• _Problem to solve_
Search the material for the word "commons" and report each line where it turns up.

##### Task inputs #####

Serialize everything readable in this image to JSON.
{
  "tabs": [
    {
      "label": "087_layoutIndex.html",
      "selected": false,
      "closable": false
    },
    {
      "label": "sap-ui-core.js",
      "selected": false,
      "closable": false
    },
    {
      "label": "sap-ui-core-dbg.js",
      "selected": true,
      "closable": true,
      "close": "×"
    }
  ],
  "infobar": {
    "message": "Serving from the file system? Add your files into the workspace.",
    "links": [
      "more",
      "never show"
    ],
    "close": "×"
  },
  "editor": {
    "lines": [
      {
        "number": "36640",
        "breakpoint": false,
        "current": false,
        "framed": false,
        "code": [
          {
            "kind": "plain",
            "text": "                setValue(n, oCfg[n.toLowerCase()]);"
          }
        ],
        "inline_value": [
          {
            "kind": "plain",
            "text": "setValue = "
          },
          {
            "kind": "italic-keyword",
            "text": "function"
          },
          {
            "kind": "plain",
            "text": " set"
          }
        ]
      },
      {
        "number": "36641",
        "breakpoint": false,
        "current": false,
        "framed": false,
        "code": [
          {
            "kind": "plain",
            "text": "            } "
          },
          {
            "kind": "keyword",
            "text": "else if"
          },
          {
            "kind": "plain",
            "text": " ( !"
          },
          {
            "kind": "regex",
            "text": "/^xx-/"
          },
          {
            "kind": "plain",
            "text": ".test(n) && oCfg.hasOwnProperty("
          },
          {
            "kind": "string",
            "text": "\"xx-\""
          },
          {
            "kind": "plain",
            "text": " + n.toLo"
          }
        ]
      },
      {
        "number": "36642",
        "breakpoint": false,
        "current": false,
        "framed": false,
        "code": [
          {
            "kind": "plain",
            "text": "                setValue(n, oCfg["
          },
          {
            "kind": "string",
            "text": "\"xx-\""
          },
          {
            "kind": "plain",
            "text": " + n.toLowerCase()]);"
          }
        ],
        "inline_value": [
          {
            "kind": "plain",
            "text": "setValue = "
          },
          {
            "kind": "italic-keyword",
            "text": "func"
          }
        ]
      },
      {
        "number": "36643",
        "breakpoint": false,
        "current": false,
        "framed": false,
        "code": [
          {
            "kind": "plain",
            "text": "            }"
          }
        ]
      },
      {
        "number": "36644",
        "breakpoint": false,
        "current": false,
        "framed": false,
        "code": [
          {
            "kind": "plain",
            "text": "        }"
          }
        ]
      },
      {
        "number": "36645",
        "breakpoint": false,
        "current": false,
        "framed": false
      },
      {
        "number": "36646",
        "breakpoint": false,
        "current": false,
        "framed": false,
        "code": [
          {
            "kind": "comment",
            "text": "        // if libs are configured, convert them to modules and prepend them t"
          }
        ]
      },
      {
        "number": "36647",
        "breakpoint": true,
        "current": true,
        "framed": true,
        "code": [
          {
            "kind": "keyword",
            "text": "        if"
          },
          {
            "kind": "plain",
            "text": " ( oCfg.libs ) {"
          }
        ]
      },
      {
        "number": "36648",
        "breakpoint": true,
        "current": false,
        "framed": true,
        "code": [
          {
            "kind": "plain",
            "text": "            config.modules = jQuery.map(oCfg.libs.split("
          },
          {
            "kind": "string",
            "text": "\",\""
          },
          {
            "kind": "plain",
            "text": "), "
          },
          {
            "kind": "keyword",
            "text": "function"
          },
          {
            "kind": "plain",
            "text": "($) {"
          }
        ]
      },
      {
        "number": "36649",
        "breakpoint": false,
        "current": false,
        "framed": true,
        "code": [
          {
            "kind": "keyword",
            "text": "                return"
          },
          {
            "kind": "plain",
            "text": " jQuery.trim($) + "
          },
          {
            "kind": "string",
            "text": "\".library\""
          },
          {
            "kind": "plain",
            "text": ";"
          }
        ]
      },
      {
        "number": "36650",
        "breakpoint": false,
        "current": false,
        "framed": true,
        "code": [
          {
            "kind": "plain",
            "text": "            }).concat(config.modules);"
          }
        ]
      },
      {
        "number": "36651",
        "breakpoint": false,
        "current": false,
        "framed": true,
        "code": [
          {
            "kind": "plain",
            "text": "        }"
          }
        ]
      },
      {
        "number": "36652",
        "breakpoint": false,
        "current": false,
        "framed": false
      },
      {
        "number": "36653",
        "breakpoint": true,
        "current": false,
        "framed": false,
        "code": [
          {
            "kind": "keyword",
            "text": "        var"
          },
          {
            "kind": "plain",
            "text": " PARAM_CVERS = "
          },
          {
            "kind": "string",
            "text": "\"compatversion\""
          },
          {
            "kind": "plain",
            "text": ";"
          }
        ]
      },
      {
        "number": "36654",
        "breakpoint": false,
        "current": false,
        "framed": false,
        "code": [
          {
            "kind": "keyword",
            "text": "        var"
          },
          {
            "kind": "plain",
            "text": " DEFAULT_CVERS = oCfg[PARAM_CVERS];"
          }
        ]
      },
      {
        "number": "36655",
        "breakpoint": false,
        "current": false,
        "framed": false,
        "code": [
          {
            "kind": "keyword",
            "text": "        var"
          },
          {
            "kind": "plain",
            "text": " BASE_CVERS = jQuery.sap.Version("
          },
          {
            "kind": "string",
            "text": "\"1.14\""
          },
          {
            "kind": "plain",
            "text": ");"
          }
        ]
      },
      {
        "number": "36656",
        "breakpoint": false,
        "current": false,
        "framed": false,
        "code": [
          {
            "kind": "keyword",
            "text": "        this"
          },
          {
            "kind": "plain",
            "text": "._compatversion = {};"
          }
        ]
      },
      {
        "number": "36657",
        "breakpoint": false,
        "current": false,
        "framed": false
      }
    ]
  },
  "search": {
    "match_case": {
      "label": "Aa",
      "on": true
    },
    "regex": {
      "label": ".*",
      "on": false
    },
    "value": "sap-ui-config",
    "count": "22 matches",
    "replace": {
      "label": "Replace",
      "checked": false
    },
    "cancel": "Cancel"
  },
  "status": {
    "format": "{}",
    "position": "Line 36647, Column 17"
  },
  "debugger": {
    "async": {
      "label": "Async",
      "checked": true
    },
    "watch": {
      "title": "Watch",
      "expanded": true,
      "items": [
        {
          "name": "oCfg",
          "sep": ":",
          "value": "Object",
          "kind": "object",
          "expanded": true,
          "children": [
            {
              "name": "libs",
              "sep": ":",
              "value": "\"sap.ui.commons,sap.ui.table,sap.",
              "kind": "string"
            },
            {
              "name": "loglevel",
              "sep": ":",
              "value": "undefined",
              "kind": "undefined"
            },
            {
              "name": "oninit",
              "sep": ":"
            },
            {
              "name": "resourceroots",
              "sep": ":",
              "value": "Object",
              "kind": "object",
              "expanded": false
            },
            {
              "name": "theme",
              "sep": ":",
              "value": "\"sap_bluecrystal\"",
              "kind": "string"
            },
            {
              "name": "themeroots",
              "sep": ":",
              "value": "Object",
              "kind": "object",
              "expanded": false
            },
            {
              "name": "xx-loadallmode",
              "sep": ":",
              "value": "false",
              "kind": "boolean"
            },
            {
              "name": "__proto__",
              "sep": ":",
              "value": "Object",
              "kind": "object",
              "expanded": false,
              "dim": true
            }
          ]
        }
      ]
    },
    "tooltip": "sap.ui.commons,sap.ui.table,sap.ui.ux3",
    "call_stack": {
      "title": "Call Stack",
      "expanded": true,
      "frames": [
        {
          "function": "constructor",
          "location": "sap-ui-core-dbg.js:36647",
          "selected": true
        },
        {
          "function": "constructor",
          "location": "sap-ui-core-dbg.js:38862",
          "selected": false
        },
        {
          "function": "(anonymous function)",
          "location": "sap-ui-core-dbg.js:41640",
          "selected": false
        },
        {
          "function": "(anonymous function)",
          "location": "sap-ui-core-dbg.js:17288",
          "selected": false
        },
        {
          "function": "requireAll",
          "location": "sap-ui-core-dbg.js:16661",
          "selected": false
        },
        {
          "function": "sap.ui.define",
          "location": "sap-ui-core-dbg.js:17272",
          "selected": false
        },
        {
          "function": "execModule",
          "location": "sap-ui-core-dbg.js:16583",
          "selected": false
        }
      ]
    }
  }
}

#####

• _Response to this task_
              "value": "\"sap.ui.commons,sap.ui.table,sap.",
    "tooltip": "sap.ui.commons,sap.ui.table,sap.ui.ux3",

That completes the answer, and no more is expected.